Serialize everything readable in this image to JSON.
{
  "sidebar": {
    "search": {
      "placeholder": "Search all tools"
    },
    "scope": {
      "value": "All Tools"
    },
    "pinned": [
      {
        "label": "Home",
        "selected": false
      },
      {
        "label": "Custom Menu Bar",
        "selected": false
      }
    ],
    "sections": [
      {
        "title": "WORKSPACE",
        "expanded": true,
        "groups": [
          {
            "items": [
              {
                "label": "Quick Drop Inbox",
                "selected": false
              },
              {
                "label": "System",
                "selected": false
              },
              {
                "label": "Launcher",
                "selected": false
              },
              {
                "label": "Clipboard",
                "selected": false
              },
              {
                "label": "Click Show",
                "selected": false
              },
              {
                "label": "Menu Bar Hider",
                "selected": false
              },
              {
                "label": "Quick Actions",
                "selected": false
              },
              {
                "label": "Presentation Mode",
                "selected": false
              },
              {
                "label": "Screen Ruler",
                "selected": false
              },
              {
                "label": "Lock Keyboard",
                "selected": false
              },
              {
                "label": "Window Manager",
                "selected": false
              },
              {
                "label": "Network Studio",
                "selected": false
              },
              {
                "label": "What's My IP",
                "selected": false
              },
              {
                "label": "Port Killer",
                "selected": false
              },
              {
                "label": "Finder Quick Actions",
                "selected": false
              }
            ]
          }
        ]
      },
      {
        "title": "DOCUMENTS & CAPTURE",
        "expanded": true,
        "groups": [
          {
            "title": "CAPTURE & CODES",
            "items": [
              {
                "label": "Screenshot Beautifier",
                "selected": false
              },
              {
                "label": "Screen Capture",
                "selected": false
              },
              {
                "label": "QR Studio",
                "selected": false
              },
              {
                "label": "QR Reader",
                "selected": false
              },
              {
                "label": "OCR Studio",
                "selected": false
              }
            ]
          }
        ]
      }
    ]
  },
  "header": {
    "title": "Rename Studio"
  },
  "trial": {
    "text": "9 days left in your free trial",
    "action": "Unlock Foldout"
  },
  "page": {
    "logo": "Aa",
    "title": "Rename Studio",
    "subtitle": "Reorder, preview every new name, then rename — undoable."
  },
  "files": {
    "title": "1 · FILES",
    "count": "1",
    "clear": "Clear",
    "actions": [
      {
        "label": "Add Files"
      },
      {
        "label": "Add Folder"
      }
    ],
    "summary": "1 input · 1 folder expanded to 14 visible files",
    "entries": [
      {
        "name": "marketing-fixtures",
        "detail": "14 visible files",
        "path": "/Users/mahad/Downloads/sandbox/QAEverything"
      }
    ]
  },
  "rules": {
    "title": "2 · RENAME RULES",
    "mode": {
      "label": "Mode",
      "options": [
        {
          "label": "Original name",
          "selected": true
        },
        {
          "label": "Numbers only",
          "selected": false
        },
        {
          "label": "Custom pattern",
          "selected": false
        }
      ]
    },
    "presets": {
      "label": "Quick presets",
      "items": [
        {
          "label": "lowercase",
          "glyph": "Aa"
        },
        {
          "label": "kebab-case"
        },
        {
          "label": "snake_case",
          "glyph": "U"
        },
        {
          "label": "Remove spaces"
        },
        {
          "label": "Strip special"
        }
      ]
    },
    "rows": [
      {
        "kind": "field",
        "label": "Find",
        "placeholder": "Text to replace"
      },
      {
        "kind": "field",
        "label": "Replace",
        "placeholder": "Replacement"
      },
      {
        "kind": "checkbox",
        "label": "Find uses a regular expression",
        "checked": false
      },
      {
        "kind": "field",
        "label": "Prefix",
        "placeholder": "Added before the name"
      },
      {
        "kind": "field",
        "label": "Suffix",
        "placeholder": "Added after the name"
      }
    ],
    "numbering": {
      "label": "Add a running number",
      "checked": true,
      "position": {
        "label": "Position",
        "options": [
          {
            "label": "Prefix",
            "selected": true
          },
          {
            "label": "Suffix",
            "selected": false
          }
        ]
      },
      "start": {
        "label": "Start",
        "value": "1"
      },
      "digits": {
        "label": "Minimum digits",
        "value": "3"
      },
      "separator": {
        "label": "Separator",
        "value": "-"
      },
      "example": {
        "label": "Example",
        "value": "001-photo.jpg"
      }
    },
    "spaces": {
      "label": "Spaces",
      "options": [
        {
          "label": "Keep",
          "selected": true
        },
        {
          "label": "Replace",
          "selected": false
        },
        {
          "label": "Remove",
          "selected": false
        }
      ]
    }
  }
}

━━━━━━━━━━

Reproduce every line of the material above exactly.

- **Exercise answer**
Serialize everything readable in this image to JSON.
{
  "sidebar": {
    "search": {
      "placeholder": "Search all tools"
    },
    "scope": {
      "value": "All Tools"
    },
    "pinned": [
      {
        "label": "Home",
        "selected": false
      },
      {
        "label": "Custom Menu Bar",
        "selected": false
      }
    ],
    "sections": [
      {
        "title": "WORKSPACE",
        "expanded": true,
        "groups": [
          {
            "items": [
              {
                "label": "Quick Drop Inbox",
                "selected": false
              },
              {
                "label": "System",
                "selected": false
              },
              {
                "label": "Launcher",
                "selected": false
              },
              {
                "label": "Clipboard",
                "selected": false
              },
              {
                "label": "Click Show",
                "selected": false
              },
              {
                "label": "Menu Bar Hider",
                "selected": false
              },
              {
                "label": "Quick Actions",
                "selected": false
              },
              {
                "label": "Presentation Mode",
                "selected": false
              },
              {
                "label": "Screen Ruler",
                "selected": false
              },
              {
                "label": "Lock Keyboard",
                "selected": false
              },
              {
                "label": "Window Manager",
                "selected": false
              },
              {
                "label": "Network Studio",
                "selected": false
              },
              {
                "label": "What's My IP",
                "selected": false
              },
              {
                "label": "Port Killer",
                "selected": false
              },
              {
                "label": "Finder Quick Actions",
                "selected": false
              }
            ]
          }
        ]
      },
      {
        "title": "DOCUMENTS & CAPTURE",
        "expanded": true,
        "groups": [
          {
            "title": "CAPTURE & CODES",
            "items": [
              {
                "label": "Screenshot Beautifier",
                "selected": false
              },
              {
                "label": "Screen Capture",
                "selected": false
              },
              {
                "label": "QR Studio",
                "selected": false
              },
              {
                "label": "QR Reader",
                "selected": false
              },
              {
                "label": "OCR Studio",
                "selected": false
              }
            ]
          }
        ]
      }
    ]
  },
  "header": {
    "title": "Rename Studio"
  },
  "trial": {
    "text": "9 days left in your free trial",
    "action": "Unlock Foldout"
  },
  "page": {
    "logo": "Aa",
    "title": "Rename Studio",
    "subtitle": "Reorder, preview every new name, then rename — undoable."
  },
  "files": {
    "title": "1 · FILES",
    "count": "1",
    "clear": "Clear",
    "actions": [
      {
        "label": "Add Files"
      },
      {
        "label": "Add Folder"
      }
    ],
    "summary": "1 input · 1 folder expanded to 14 visible files",
    "entries": [
      {
        "name": "marketing-fixtures",
        "detail": "14 visible files",
        "path": "/Users/mahad/Downloads/sandbox/QAEverything"
      }
    ]
  },
  "rules": {
    "title": "2 · RENAME RULES",
    "mode": {
      "label": "Mode",
      "options": [
        {
          "label": "Original name",
          "selected": true
        },
        {
          "label": "Numbers only",
          "selected": false
        },
        {
          "label": "Custom pattern",
          "selected": false
        }
      ]
    },
    "presets": {
      "label": "Quick presets",
      "items": [
        {
          "label": "lowercase",
          "glyph": "Aa"
        },
        {
          "label": "kebab-case"
        },
        {
          "label": "snake_case",
          "glyph": "U"
        },
        {
          "label": "Remove spaces"
        },
        {
          "label": "Strip special"
        }
      ]
    },
    "rows": [
      {
        "kind": "field",
        "label": "Find",
        "placeholder": "Text to replace"
      },
      {
        "kind": "field",
        "label": "Replace",
        "placeholder": "Replacement"
      },
      {
        "kind": "checkbox",
        "label": "Find uses a regular expression",
        "checked": false
      },
      {
        "kind": "field",
        "label": "Prefix",
        "placeholder": "Added before the name"
      },
      {
        "kind": "field",
        "label": "Suffix",
        "placeholder": "Added after the name"
      }
    ],
    "numbering": {
      "label": "Add a running number",
      "checked": true,
      "position": {
        "label": "Position",
        "options": [
          {
            "label": "Prefix",
            "selected": true
          },
          {
            "label": "Suffix",
            "selected": false
          }
        ]
      },
      "start": {
        "label": "Start",
        "value": "1"
      },
      "digits": {
        "label": "Minimum digits",
        "value": "3"
      },
      "separator": {
        "label": "Separator",
        "value": "-"
      },
      "example": {
        "label": "Example",
        "value": "001-photo.jpg"
      }
    },
    "spaces": {
      "label": "Spaces",
      "options": [
        {
          "label": "Keep",
          "selected": true
        },
        {
          "label": "Replace",
          "selected": false
        },
        {
          "label": "Remove",
          "selected": false
        }
      ]
    }
  }
}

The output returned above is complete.